**EXERCISE BRIEF:**
Take from the data every line in which the word "media" is found.

--- DATASET RECORDS Enclosed Below ---

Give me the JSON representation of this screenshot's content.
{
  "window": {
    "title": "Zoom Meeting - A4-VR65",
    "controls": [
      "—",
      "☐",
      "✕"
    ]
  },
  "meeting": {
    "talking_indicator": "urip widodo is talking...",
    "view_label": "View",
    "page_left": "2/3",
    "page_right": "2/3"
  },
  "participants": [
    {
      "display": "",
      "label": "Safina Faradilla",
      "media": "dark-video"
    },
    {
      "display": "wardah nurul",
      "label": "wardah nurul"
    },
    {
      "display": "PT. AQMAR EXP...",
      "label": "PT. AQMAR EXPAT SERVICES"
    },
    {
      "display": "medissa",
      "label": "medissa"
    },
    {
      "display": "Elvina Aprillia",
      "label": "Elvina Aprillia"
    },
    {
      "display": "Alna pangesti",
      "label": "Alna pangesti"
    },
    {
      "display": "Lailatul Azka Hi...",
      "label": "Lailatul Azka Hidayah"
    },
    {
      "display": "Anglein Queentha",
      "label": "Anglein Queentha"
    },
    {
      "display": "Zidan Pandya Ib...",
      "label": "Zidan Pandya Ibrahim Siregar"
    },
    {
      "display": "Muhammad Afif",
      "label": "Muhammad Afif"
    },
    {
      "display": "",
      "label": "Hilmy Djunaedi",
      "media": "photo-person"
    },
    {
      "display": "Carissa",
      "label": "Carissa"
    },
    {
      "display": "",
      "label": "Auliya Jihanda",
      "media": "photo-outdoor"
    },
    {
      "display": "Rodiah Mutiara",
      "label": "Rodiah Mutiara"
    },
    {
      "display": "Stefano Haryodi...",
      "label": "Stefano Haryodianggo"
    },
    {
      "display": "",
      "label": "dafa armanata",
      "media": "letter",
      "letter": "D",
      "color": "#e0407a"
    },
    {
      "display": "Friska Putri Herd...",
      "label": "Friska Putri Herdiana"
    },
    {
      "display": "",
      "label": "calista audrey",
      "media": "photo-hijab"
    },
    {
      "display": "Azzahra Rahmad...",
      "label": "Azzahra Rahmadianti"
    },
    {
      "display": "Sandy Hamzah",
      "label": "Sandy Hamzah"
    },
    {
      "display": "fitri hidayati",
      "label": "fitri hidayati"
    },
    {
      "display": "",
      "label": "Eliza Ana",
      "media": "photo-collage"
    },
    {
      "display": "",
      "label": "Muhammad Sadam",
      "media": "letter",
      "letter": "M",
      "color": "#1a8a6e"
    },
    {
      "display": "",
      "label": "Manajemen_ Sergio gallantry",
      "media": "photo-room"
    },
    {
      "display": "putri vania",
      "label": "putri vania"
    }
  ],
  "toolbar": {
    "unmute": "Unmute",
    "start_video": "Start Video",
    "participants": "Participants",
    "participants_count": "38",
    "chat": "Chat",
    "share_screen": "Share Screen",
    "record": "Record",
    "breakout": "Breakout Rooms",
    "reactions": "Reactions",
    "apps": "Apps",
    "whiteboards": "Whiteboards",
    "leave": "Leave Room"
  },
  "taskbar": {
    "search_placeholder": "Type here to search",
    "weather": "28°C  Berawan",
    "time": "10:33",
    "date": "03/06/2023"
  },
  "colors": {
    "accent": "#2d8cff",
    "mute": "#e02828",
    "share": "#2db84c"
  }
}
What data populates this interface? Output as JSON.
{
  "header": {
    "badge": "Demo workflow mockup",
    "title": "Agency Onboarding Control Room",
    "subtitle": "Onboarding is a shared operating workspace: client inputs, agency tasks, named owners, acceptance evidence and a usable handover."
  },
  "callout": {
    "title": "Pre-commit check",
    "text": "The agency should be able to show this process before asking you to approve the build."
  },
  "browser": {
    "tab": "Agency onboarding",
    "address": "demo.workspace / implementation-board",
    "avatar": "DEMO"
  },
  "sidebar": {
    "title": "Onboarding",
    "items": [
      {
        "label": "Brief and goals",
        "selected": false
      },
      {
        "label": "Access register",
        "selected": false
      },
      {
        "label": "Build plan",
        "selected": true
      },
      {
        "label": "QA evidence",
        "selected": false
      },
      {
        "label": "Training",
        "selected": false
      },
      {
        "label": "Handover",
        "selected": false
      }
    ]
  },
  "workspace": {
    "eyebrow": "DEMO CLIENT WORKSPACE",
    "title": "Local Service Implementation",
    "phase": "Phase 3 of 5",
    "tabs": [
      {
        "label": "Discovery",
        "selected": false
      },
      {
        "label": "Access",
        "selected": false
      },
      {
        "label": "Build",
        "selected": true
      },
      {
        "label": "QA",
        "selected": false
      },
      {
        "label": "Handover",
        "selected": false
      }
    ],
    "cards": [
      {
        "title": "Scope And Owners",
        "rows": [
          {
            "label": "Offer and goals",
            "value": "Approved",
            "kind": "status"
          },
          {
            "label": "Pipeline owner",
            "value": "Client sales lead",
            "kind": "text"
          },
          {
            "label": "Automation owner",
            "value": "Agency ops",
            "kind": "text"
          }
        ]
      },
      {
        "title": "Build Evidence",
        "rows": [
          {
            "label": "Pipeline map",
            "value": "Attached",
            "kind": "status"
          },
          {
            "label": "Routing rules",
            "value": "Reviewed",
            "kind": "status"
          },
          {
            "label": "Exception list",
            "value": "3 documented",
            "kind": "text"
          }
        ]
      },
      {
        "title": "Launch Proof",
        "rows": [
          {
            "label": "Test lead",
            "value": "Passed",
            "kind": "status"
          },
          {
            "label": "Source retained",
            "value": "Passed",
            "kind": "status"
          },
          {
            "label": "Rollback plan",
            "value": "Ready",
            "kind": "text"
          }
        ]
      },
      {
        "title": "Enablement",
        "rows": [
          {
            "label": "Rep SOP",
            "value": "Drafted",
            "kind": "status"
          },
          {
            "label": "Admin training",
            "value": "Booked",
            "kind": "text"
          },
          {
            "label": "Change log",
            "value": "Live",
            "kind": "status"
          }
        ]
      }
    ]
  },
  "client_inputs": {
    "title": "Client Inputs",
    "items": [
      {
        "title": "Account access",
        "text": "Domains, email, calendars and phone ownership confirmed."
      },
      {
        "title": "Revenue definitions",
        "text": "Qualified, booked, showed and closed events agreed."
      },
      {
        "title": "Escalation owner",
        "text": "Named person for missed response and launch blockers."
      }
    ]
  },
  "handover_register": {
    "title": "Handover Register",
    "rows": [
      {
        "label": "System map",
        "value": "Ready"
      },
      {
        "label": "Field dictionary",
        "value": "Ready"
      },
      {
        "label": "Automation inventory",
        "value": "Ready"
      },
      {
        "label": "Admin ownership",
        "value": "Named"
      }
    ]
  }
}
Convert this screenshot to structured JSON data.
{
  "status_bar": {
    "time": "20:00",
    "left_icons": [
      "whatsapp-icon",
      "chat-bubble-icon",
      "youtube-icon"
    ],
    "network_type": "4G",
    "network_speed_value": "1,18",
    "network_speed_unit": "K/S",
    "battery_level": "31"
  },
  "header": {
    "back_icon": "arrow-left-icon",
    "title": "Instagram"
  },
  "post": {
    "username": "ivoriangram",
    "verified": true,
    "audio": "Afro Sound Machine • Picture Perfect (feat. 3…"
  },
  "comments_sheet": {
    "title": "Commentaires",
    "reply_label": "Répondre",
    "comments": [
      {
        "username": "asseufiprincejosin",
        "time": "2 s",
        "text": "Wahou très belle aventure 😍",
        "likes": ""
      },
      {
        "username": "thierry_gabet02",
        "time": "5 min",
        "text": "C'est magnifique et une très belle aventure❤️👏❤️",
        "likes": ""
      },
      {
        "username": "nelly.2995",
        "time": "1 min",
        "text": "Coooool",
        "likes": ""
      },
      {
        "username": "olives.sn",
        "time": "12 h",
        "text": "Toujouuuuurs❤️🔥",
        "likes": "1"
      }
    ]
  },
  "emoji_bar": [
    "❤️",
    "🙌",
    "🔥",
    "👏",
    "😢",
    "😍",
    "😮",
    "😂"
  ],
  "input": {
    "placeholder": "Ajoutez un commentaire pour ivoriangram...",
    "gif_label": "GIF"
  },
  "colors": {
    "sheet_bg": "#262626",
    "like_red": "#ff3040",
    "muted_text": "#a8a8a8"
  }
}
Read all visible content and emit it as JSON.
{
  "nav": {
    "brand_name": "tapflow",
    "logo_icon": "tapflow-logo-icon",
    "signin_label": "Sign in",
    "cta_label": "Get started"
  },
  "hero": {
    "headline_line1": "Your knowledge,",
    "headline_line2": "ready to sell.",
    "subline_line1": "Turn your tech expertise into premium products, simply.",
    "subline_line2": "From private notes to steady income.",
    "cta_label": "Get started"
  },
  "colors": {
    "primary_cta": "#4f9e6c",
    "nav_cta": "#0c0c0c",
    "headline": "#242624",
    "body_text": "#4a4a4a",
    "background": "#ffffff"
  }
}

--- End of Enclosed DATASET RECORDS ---

**RESULT OF THIS EXERCISE:**
      "media": "dark-video"
      "media": "photo-person"
      "media": "photo-outdoor"
      "media": "letter",
      "media": "photo-hijab"
      "media": "photo-collage"
      "media": "letter",
      "media": "photo-room"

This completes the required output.